• **EXERCISE**:
Without the pictures, return each record as it appears.
[[ STORED DATA, beginning ]]
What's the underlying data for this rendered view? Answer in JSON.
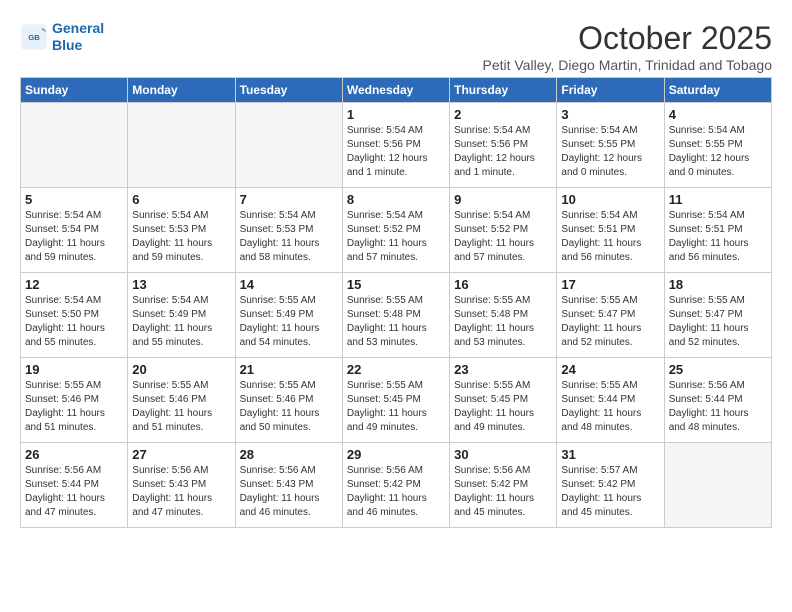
{
  "header": {
    "logo_line1": "General",
    "logo_line2": "Blue",
    "month": "October 2025",
    "location": "Petit Valley, Diego Martin, Trinidad and Tobago"
  },
  "weekdays": [
    "Sunday",
    "Monday",
    "Tuesday",
    "Wednesday",
    "Thursday",
    "Friday",
    "Saturday"
  ],
  "weeks": [
    [
      {
        "day": "",
        "info": ""
      },
      {
        "day": "",
        "info": ""
      },
      {
        "day": "",
        "info": ""
      },
      {
        "day": "1",
        "info": "Sunrise: 5:54 AM\nSunset: 5:56 PM\nDaylight: 12 hours\nand 1 minute."
      },
      {
        "day": "2",
        "info": "Sunrise: 5:54 AM\nSunset: 5:56 PM\nDaylight: 12 hours\nand 1 minute."
      },
      {
        "day": "3",
        "info": "Sunrise: 5:54 AM\nSunset: 5:55 PM\nDaylight: 12 hours\nand 0 minutes."
      },
      {
        "day": "4",
        "info": "Sunrise: 5:54 AM\nSunset: 5:55 PM\nDaylight: 12 hours\nand 0 minutes."
      }
    ],
    [
      {
        "day": "5",
        "info": "Sunrise: 5:54 AM\nSunset: 5:54 PM\nDaylight: 11 hours\nand 59 minutes."
      },
      {
        "day": "6",
        "info": "Sunrise: 5:54 AM\nSunset: 5:53 PM\nDaylight: 11 hours\nand 59 minutes."
      },
      {
        "day": "7",
        "info": "Sunrise: 5:54 AM\nSunset: 5:53 PM\nDaylight: 11 hours\nand 58 minutes."
      },
      {
        "day": "8",
        "info": "Sunrise: 5:54 AM\nSunset: 5:52 PM\nDaylight: 11 hours\nand 57 minutes."
      },
      {
        "day": "9",
        "info": "Sunrise: 5:54 AM\nSunset: 5:52 PM\nDaylight: 11 hours\nand 57 minutes."
      },
      {
        "day": "10",
        "info": "Sunrise: 5:54 AM\nSunset: 5:51 PM\nDaylight: 11 hours\nand 56 minutes."
      },
      {
        "day": "11",
        "info": "Sunrise: 5:54 AM\nSunset: 5:51 PM\nDaylight: 11 hours\nand 56 minutes."
      }
    ],
    [
      {
        "day": "12",
        "info": "Sunrise: 5:54 AM\nSunset: 5:50 PM\nDaylight: 11 hours\nand 55 minutes."
      },
      {
        "day": "13",
        "info": "Sunrise: 5:54 AM\nSunset: 5:49 PM\nDaylight: 11 hours\nand 55 minutes."
      },
      {
        "day": "14",
        "info": "Sunrise: 5:55 AM\nSunset: 5:49 PM\nDaylight: 11 hours\nand 54 minutes."
      },
      {
        "day": "15",
        "info": "Sunrise: 5:55 AM\nSunset: 5:48 PM\nDaylight: 11 hours\nand 53 minutes."
      },
      {
        "day": "16",
        "info": "Sunrise: 5:55 AM\nSunset: 5:48 PM\nDaylight: 11 hours\nand 53 minutes."
      },
      {
        "day": "17",
        "info": "Sunrise: 5:55 AM\nSunset: 5:47 PM\nDaylight: 11 hours\nand 52 minutes."
      },
      {
        "day": "18",
        "info": "Sunrise: 5:55 AM\nSunset: 5:47 PM\nDaylight: 11 hours\nand 52 minutes."
      }
    ],
    [
      {
        "day": "19",
        "info": "Sunrise: 5:55 AM\nSunset: 5:46 PM\nDaylight: 11 hours\nand 51 minutes."
      },
      {
        "day": "20",
        "info": "Sunrise: 5:55 AM\nSunset: 5:46 PM\nDaylight: 11 hours\nand 51 minutes."
      },
      {
        "day": "21",
        "info": "Sunrise: 5:55 AM\nSunset: 5:46 PM\nDaylight: 11 hours\nand 50 minutes."
      },
      {
        "day": "22",
        "info": "Sunrise: 5:55 AM\nSunset: 5:45 PM\nDaylight: 11 hours\nand 49 minutes."
      },
      {
        "day": "23",
        "info": "Sunrise: 5:55 AM\nSunset: 5:45 PM\nDaylight: 11 hours\nand 49 minutes."
      },
      {
        "day": "24",
        "info": "Sunrise: 5:55 AM\nSunset: 5:44 PM\nDaylight: 11 hours\nand 48 minutes."
      },
      {
        "day": "25",
        "info": "Sunrise: 5:56 AM\nSunset: 5:44 PM\nDaylight: 11 hours\nand 48 minutes."
      }
    ],
    [
      {
        "day": "26",
        "info": "Sunrise: 5:56 AM\nSunset: 5:44 PM\nDaylight: 11 hours\nand 47 minutes."
      },
      {
        "day": "27",
        "info": "Sunrise: 5:56 AM\nSunset: 5:43 PM\nDaylight: 11 hours\nand 47 minutes."
      },
      {
        "day": "28",
        "info": "Sunrise: 5:56 AM\nSunset: 5:43 PM\nDaylight: 11 hours\nand 46 minutes."
      },
      {
        "day": "29",
        "info": "Sunrise: 5:56 AM\nSunset: 5:42 PM\nDaylight: 11 hours\nand 46 minutes."
      },
      {
        "day": "30",
        "info": "Sunrise: 5:56 AM\nSunset: 5:42 PM\nDaylight: 11 hours\nand 45 minutes."
      },
      {
        "day": "31",
        "info": "Sunrise: 5:57 AM\nSunset: 5:42 PM\nDaylight: 11 hours\nand 45 minutes."
      },
      {
        "day": "",
        "info": ""
      }
    ]
  ]
}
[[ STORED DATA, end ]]
• **ANSWER TO THE EXERCISE**:
What's the underlying data for this rendered view? Answer in JSON.
{
  "header": {
    "logo_line1": "General",
    "logo_line2": "Blue",
    "month": "October 2025",
    "location": "Petit Valley, Diego Martin, Trinidad and Tobago"
  },
  "weekdays": [
    "Sunday",
    "Monday",
    "Tuesday",
    "Wednesday",
    "Thursday",
    "Friday",
    "Saturday"
  ],
  "weeks": [
    [
      {
        "day": "",
        "info": ""
      },
      {
        "day": "",
        "info": ""
      },
      {
        "day": "",
        "info": ""
      },
      {
        "day": "1",
        "info": "Sunrise: 5:54 AM\nSunset: 5:56 PM\nDaylight: 12 hours\nand 1 minute."
      },
      {
        "day": "2",
        "info": "Sunrise: 5:54 AM\nSunset: 5:56 PM\nDaylight: 12 hours\nand 1 minute."
      },
      {
        "day": "3",
        "info": "Sunrise: 5:54 AM\nSunset: 5:55 PM\nDaylight: 12 hours\nand 0 minutes."
      },
      {
        "day": "4",
        "info": "Sunrise: 5:54 AM\nSunset: 5:55 PM\nDaylight: 12 hours\nand 0 minutes."
      }
    ],
    [
      {
        "day": "5",
        "info": "Sunrise: 5:54 AM\nSunset: 5:54 PM\nDaylight: 11 hours\nand 59 minutes."
      },
      {
        "day": "6",
        "info": "Sunrise: 5:54 AM\nSunset: 5:53 PM\nDaylight: 11 hours\nand 59 minutes."
      },
      {
        "day": "7",
        "info": "Sunrise: 5:54 AM\nSunset: 5:53 PM\nDaylight: 11 hours\nand 58 minutes."
      },
      {
        "day": "8",
        "info": "Sunrise: 5:54 AM\nSunset: 5:52 PM\nDaylight: 11 hours\nand 57 minutes."
      },
      {
        "day": "9",
        "info": "Sunrise: 5:54 AM\nSunset: 5:52 PM\nDaylight: 11 hours\nand 57 minutes."
      },
      {
        "day": "10",
        "info": "Sunrise: 5:54 AM\nSunset: 5:51 PM\nDaylight: 11 hours\nand 56 minutes."
      },
      {
        "day": "11",
        "info": "Sunrise: 5:54 AM\nSunset: 5:51 PM\nDaylight: 11 hours\nand 56 minutes."
      }
    ],
    [
      {
        "day": "12",
        "info": "Sunrise: 5:54 AM\nSunset: 5:50 PM\nDaylight: 11 hours\nand 55 minutes."
      },
      {
        "day": "13",
        "info": "Sunrise: 5:54 AM\nSunset: 5:49 PM\nDaylight: 11 hours\nand 55 minutes."
      },
      {
        "day": "14",
        "info": "Sunrise: 5:55 AM\nSunset: 5:49 PM\nDaylight: 11 hours\nand 54 minutes."
      },
      {
        "day": "15",
        "info": "Sunrise: 5:55 AM\nSunset: 5:48 PM\nDaylight: 11 hours\nand 53 minutes."
      },
      {
        "day": "16",
        "info": "Sunrise: 5:55 AM\nSunset: 5:48 PM\nDaylight: 11 hours\nand 53 minutes."
      },
      {
        "day": "17",
        "info": "Sunrise: 5:55 AM\nSunset: 5:47 PM\nDaylight: 11 hours\nand 52 minutes."
      },
      {
        "day": "18",
        "info": "Sunrise: 5:55 AM\nSunset: 5:47 PM\nDaylight: 11 hours\nand 52 minutes."
      }
    ],
    [
      {
        "day": "19",
        "info": "Sunrise: 5:55 AM\nSunset: 5:46 PM\nDaylight: 11 hours\nand 51 minutes."
      },
      {
        "day": "20",
        "info": "Sunrise: 5:55 AM\nSunset: 5:46 PM\nDaylight: 11 hours\nand 51 minutes."
      },
      {
        "day": "21",
        "info": "Sunrise: 5:55 AM\nSunset: 5:46 PM\nDaylight: 11 hours\nand 50 minutes."
      },
      {
        "day": "22",
        "info": "Sunrise: 5:55 AM\nSunset: 5:45 PM\nDaylight: 11 hours\nand 49 minutes."
      },
      {
        "day": "23",
        "info": "Sunrise: 5:55 AM\nSunset: 5:45 PM\nDaylight: 11 hours\nand 49 minutes."
      },
      {
        "day": "24",
        "info": "Sunrise: 5:55 AM\nSunset: 5:44 PM\nDaylight: 11 hours\nand 48 minutes."
      },
      {
        "day": "25",
        "info": "Sunrise: 5:56 AM\nSunset: 5:44 PM\nDaylight: 11 hours\nand 48 minutes."
      }
    ],
    [
      {
        "day": "26",
        "info": "Sunrise: 5:56 AM\nSunset: 5:44 PM\nDaylight: 11 hours\nand 47 minutes."
      },
      {
        "day": "27",
        "info": "Sunrise: 5:56 AM\nSunset: 5:43 PM\nDaylight: 11 hours\nand 47 minutes."
      },
      {
        "day": "28",
        "info": "Sunrise: 5:56 AM\nSunset: 5:43 PM\nDaylight: 11 hours\nand 46 minutes."
      },
      {
        "day": "29",
        "info": "Sunrise: 5:56 AM\nSunset: 5:42 PM\nDaylight: 11 hours\nand 46 minutes."
      },
      {
        "day": "30",
        "info": "Sunrise: 5:56 AM\nSunset: 5:42 PM\nDaylight: 11 hours\nand 45 minutes."
      },
      {
        "day": "31",
        "info": "Sunrise: 5:57 AM\nSunset: 5:42 PM\nDaylight: 11 hours\nand 45 minutes."
      },
      {
        "day": "",
        "info": ""
      }
    ]
  ]
}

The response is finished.